Principals of many of the schools proposed for radical overhauls this summer have begun trekking each Tuesday to the Department of Education’s headquarters at Tweed Courthouse to prepare.

There, department officials are briefing them on how to shepherd their schools through the next six months during a weekly “Turnaround Schools Institute.” The institute launched several weeks ago, after Mayor Bloomberg announced that 33 schools would be closed and reopened after having their leadership, programs, and teaching staffs shaken up under a federally prescribed process called “turnaround.”

The institute is an adaptation of the “New Schools Intensive,” a six-month training seminar that the department has run for principals of new schools for nearly a decade, according to Marc Sternberg, the department official in charge of school closures and new schools, who himself participated in the new school program when launching the Bronx Lab School in 2004.

The main idea, Sternberg said, is that the principals can work both with Department of Education officials and with other school leaders preparing for an unprecedented school overhaul process this fall. Multiple offices are involved in designing the programming, which borrows also from school overhaul trainings conducted in Chicago and North Carolina’s Charlotte-Mecklenburg district and from efforts by nonprofit groups such as New Visions for Public Schools, which works with some of the city schools proposed for turnaround.

The principals’ first tasks, after getting an introduction to the turnaround concept, were to define their mission and vision for the new school; identify what should be preserved from the old one; and sketch out what to add next year. Some of that thinking made it into the detailed “Education Impact Statements” that the city released this week and some could wind up in the formal turnaround applications that the city must submit to the state in order to get federal funding to support the school overhauls.

At first, the workshops will involve only principals, Sternberg said. But over time, the principals will be encouraged to bring representatives of their support networks or organizations with which their schools have partnered. And once the process to rehire staff begins, members of the school-based hiring committees will be invited, too, Sternberg said.

Principals who are participating in the institute said not every school has been represented at the sessions so far.

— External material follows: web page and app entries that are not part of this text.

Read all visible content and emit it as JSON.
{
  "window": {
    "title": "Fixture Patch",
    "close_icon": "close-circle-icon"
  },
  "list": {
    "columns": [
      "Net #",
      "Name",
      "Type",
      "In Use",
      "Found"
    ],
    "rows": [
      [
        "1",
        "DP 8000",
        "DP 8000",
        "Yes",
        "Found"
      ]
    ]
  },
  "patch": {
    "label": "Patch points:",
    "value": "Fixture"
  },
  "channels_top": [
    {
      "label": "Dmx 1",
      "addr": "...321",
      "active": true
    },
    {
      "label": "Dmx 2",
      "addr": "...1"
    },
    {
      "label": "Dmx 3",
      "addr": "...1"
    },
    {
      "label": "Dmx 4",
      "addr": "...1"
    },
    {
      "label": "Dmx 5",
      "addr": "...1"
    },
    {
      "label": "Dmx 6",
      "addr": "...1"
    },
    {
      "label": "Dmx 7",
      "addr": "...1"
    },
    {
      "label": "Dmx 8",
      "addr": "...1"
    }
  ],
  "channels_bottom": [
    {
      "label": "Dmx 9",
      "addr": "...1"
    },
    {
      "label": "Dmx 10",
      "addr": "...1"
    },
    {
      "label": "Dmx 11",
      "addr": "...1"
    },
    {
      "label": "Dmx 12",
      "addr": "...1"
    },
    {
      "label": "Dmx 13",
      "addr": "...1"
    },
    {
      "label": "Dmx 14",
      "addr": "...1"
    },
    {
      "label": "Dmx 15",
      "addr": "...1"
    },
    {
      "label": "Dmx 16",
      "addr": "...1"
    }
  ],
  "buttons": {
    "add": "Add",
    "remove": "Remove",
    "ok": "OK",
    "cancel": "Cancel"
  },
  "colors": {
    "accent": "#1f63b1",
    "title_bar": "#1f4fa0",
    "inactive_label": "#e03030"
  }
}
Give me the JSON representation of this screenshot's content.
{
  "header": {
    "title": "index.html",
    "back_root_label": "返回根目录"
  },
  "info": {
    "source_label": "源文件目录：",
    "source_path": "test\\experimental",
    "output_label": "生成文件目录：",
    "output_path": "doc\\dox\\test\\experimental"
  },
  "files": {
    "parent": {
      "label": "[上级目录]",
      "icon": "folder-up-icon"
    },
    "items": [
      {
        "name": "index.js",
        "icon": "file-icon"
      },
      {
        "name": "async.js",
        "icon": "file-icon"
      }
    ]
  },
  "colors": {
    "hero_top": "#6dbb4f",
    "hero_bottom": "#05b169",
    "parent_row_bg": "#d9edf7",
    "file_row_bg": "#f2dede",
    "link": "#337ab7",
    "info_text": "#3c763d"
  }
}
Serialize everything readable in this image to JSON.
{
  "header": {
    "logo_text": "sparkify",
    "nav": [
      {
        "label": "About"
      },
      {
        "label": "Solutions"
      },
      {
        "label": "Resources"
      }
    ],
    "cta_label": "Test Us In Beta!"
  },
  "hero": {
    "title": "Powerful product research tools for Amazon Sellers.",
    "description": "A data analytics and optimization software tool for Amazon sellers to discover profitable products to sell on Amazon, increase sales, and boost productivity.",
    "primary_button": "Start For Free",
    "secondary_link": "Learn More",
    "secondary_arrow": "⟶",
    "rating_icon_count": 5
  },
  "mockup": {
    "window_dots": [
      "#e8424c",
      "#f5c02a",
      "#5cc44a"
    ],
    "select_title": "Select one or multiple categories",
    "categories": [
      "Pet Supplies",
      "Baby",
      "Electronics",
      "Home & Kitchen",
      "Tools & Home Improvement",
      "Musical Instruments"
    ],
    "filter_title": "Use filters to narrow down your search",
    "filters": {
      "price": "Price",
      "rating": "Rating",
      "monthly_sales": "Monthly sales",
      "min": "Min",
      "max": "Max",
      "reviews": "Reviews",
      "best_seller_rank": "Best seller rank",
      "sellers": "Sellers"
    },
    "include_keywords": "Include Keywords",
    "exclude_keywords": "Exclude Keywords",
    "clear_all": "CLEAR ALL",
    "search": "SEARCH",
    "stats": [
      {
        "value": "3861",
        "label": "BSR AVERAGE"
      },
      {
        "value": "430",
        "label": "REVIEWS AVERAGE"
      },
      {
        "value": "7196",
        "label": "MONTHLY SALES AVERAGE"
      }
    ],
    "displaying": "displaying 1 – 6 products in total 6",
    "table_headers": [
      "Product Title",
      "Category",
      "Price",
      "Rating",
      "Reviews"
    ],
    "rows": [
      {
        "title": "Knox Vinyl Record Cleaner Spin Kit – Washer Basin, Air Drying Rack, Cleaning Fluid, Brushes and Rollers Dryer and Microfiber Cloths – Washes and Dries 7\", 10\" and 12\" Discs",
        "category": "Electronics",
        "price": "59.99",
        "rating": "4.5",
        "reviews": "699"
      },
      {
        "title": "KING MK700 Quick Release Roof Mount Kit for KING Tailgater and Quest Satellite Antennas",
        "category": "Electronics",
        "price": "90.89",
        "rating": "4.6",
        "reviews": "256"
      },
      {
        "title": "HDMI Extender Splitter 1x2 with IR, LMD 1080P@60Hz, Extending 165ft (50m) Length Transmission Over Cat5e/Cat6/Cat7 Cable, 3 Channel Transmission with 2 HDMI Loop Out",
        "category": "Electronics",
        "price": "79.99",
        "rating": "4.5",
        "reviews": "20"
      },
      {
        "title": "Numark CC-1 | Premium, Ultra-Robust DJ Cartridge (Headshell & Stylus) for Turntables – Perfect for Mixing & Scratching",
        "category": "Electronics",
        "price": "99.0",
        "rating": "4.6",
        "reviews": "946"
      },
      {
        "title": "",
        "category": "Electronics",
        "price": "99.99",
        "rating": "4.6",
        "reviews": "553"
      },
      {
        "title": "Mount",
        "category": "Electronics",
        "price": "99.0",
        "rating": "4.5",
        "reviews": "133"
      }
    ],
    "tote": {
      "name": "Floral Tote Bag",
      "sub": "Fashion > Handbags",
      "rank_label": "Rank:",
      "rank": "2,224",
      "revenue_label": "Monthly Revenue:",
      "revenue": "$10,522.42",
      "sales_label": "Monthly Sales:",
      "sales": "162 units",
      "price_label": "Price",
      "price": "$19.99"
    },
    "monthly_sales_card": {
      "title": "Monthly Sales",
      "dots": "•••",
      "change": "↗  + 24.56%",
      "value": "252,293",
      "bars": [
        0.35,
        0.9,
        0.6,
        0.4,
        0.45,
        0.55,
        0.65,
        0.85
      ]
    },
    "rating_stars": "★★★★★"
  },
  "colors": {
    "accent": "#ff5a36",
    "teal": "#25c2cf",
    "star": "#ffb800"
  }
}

Under the federal regulations about turnaround, more than a dozen principals would have to be replaced, and some have already been informed that they will not be part of the replacement schools.

A principal who has participated said sessions have begun to touch on the rehiring process and how to craft postings for positions for the new school. Sternberg said all hiring decisions would take place through the 18-D process, set out in a clause of the teachers union contract the city is using to close and reopen the schools. The process requires committees formed jointly between department and teachers union officials to screen teachers who apply to stay on at the schools. But Sternberg said the institute’s work would lay groundwork the committees could use when they are formed later this spring.

The institute will meet through the summer and into the fall, Sternberg said. He also said the department would encourage principals to use any federal funding they receive to bring their entire staffs together for planning and team-building. Because the federal guidelines for turnaround require that at least half of a school’s teachers are replaced, the schools are likely to have many new teachers who will need to be trained. The city has been training a handful of new teachers just for schools that are undergoing comprehensive reform processes, but the 33 turnaround schools could be looking to fill as many as 1,700 positions.